● PROVIDED MATERIAL

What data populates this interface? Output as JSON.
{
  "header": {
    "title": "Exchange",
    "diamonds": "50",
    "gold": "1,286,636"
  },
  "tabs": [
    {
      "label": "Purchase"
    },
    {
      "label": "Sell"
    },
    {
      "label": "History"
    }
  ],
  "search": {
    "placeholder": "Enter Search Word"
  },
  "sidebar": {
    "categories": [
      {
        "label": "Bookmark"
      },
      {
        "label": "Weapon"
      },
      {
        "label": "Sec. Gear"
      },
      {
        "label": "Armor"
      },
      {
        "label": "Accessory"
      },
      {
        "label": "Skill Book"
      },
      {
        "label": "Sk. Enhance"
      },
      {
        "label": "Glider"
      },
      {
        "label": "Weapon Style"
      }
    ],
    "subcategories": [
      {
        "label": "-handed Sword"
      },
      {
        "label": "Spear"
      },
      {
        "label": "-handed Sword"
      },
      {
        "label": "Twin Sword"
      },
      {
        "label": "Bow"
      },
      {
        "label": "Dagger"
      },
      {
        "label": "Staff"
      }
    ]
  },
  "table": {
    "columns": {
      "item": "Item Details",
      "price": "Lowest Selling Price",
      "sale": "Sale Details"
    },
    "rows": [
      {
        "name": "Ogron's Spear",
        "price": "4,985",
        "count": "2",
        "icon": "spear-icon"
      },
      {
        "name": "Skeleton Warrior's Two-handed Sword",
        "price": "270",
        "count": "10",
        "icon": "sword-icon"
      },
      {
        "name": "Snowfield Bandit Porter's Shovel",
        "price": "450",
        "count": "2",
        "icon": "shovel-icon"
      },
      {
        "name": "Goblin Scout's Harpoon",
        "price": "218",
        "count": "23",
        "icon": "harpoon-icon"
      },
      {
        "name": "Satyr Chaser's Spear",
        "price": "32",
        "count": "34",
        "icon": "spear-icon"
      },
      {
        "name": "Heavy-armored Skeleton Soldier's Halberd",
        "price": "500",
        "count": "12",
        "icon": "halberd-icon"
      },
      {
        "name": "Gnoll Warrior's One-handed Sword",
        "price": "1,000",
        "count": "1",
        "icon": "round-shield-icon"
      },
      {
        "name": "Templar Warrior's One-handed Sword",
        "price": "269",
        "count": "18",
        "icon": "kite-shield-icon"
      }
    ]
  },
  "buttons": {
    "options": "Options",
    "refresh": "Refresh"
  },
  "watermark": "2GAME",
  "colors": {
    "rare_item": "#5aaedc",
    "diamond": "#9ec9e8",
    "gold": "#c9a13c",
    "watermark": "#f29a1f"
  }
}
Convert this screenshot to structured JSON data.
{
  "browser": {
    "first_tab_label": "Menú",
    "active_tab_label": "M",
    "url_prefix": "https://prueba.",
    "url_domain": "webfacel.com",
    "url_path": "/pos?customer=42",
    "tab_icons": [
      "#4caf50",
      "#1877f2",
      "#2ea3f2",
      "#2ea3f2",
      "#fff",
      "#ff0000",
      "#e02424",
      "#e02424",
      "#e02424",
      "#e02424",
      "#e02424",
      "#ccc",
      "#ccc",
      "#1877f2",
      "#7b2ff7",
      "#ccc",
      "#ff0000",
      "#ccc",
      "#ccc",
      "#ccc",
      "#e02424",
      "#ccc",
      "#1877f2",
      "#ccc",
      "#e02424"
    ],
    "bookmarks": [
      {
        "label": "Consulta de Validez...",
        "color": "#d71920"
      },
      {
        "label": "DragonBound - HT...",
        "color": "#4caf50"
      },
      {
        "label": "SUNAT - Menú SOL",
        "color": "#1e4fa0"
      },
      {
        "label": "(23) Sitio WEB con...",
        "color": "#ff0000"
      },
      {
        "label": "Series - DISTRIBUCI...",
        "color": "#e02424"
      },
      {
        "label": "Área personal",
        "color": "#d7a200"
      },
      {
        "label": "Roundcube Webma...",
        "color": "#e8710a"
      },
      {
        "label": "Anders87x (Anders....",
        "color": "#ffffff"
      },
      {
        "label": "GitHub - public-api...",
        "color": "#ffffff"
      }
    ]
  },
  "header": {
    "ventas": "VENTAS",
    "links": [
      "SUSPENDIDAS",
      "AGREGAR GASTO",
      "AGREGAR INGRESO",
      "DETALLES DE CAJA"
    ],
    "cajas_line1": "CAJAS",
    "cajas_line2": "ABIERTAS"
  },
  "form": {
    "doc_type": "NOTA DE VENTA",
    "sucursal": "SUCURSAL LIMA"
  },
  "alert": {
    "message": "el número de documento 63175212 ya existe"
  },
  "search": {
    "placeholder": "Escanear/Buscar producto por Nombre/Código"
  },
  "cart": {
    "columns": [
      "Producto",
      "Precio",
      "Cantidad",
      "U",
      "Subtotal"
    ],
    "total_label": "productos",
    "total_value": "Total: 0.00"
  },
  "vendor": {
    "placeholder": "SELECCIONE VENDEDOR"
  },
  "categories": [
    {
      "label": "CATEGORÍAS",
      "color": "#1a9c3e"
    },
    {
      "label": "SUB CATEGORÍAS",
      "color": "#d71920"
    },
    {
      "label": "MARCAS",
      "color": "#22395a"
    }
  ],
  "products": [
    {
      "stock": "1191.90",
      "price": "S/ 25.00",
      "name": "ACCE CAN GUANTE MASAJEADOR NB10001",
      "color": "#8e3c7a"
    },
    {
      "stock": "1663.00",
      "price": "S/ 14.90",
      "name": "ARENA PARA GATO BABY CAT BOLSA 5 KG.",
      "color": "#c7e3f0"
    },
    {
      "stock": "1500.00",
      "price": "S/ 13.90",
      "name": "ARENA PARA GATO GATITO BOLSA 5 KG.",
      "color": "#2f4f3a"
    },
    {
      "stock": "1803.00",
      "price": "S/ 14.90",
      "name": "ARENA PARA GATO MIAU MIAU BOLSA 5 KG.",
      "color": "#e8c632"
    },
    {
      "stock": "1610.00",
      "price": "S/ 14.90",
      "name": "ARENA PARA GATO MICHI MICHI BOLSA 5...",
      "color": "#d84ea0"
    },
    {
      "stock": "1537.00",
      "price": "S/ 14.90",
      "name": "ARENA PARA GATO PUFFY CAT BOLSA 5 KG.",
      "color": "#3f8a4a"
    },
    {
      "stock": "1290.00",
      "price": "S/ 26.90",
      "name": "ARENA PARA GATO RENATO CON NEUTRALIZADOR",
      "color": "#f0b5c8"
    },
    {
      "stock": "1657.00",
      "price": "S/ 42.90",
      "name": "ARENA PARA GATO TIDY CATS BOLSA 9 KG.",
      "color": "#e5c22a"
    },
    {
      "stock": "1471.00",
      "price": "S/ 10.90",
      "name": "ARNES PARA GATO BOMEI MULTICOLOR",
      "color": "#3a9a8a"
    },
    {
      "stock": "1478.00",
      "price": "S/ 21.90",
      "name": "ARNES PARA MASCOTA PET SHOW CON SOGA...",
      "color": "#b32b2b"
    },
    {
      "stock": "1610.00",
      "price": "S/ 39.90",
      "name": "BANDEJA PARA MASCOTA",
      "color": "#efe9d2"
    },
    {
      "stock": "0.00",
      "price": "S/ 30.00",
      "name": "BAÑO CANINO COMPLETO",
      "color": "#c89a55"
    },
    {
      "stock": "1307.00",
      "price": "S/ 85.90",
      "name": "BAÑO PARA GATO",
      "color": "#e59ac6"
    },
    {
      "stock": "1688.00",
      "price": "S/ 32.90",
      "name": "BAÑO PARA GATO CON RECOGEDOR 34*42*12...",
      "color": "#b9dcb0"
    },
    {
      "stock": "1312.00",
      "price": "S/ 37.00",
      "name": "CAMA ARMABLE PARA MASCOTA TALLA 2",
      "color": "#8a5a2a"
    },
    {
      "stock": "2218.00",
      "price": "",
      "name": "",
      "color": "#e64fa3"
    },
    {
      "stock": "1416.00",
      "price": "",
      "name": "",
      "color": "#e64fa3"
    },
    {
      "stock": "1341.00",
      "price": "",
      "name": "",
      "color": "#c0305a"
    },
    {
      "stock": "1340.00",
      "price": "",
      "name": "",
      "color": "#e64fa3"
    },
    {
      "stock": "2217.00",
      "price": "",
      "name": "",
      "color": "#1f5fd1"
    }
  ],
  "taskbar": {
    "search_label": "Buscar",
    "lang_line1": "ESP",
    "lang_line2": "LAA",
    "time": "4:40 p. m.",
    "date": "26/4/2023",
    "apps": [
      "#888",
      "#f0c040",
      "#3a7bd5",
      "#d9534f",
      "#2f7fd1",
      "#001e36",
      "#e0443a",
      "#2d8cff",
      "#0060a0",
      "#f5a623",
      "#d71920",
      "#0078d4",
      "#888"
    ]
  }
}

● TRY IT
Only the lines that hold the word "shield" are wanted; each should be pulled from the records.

● EXERCISE ANSWER
        "icon": "round-shield-icon"
        "icon": "kite-shield-icon"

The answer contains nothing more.